The key to the Blue Jays' Wild Card hopes, however, is their rotation. Strikeout artist Brandon Morrow has breakout potential. Prospect Kyle Drabek pitched well this spring and is back in the rotation after pitching his way back to the minors last year. Groundballer Henderson Alvarez, who turns 22 in two weeks, is the best young pitcher no one talks about. All line up behind Thursday's Opening Day starter, 27-year-old lefty Ricky Romero, who was once considered a drafting blunder (he was taken one pick ahead of Troy Tulowitzki with the sixth-overall choice in 2005), but has since emerged as a hard-working ace.
5. Kershaw and Kemp, the year after
Last year, Clayton Kershaw, the Dodgers' lefthanded ace, won the pitching triple crown (leading his league in wins, ERA and strikeouts) and the National League Cy Young award at the age of 23. Their centerfielder, Matt Kemp, fell one home run shy of a 40/40 season (home runs and steals), leading the NL in runs (115), home runs (39), RBIs (126), total bases (353) and OPS+ (171), winning the Gold Glove (undeserved though it might have been) and Silver Slugger and finishing a close second in the MVP voting.
The Dodgers are a shallow team and will need both of their superstars to replicate their performances to have any hope of contention this year. Both made instant headlines on Opening Day last year. Kemp reached base four times, stole one base and scored both of the Dodgers' runs as Kershaw out-dueled Tim Lincecum, striking out nine Giants in seven scoreless innings in a 2-1 win.

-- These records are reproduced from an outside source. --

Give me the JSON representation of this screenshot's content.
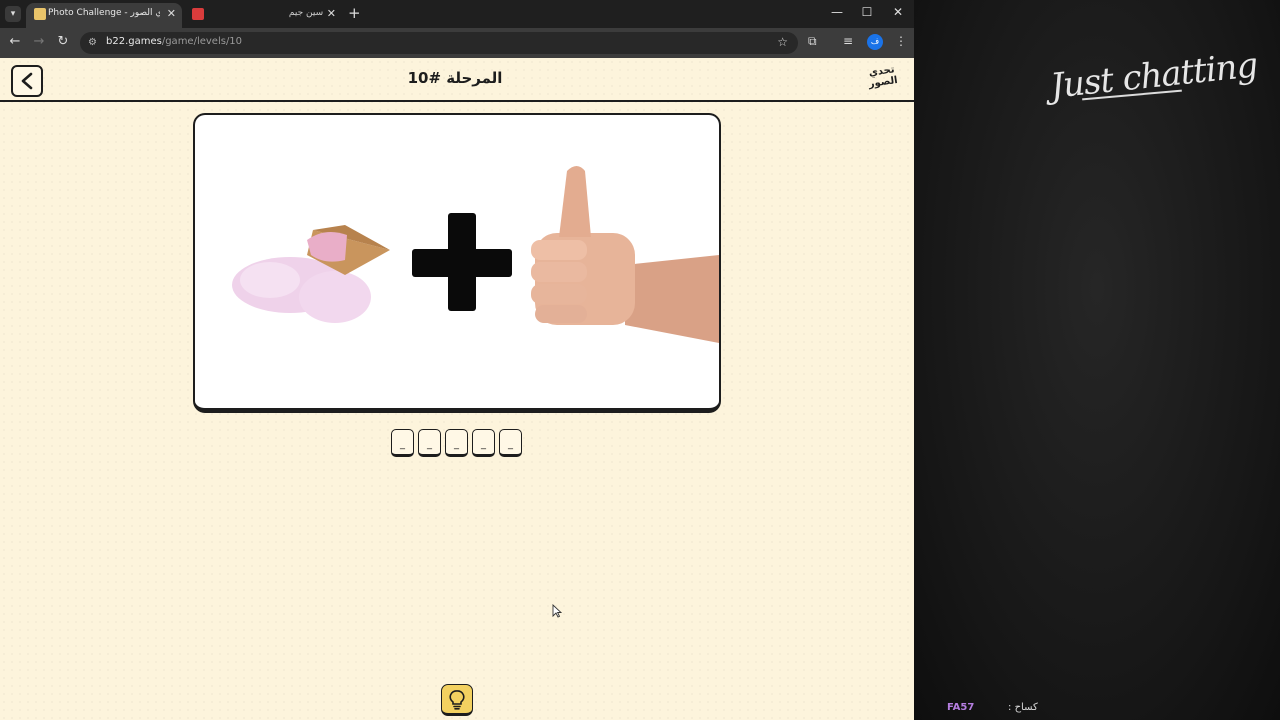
{
  "browser": {
    "tabs": [
      {
        "title": "Photo Challenge - تحدي الصور",
        "active": true
      },
      {
        "title": "سين جيم",
        "active": false
      }
    ],
    "url_domain": "b22.games",
    "url_path": "/game/levels/10",
    "profile_initial": "ف"
  },
  "game": {
    "level_title": "المرحلة #10",
    "logo_text": "تحدي الصور",
    "answer_slots": [
      "_",
      "_",
      "_",
      "_",
      "_"
    ]
  },
  "stream_panel": {
    "title": "Just chatting",
    "footer_code": "FA57",
    "footer_label": ": كساح"
  },
  "colors": {
    "page_bg": "#fdf4dc",
    "accent": "#1d1d1d",
    "hint_button": "#f3d160",
    "footer_code": "#b57ee0"
  },
  "icons": {
    "back": "chevron-left-icon",
    "hint": "lightbulb-icon",
    "bookmark": "star-icon",
    "extensions": "puzzle-icon"
  }
}
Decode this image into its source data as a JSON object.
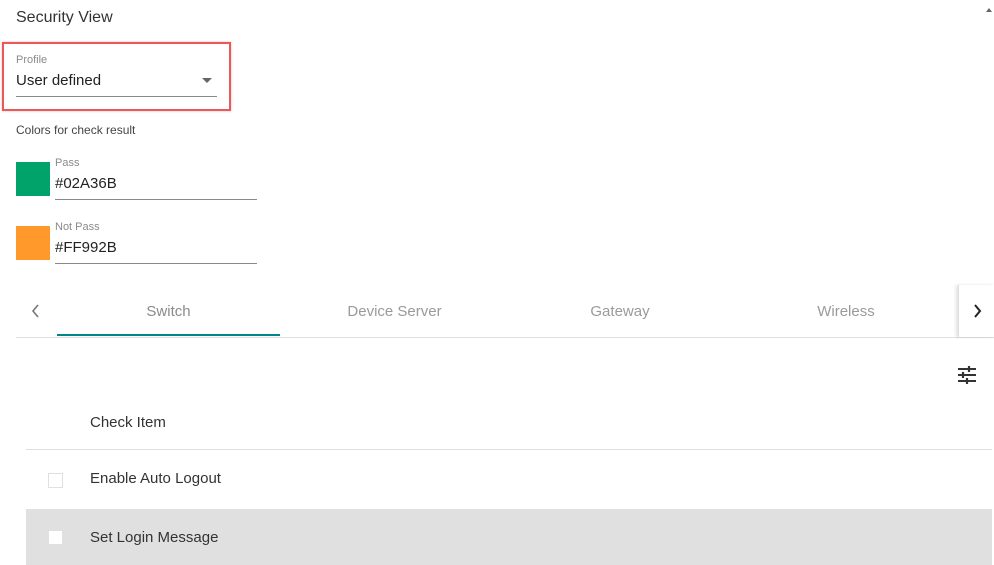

Dodgers fans are hoping for a repeat Thursday evening as Los Angeles opens up in pitching-friendly San Diego. Padres starter Edinson Volquez, meanwhile, will have significant expectations of his own to live up to as he make his debut with his new club debut after coming over from the Reds in the Mat Latos trade along with new first baseman Yonder Alonso.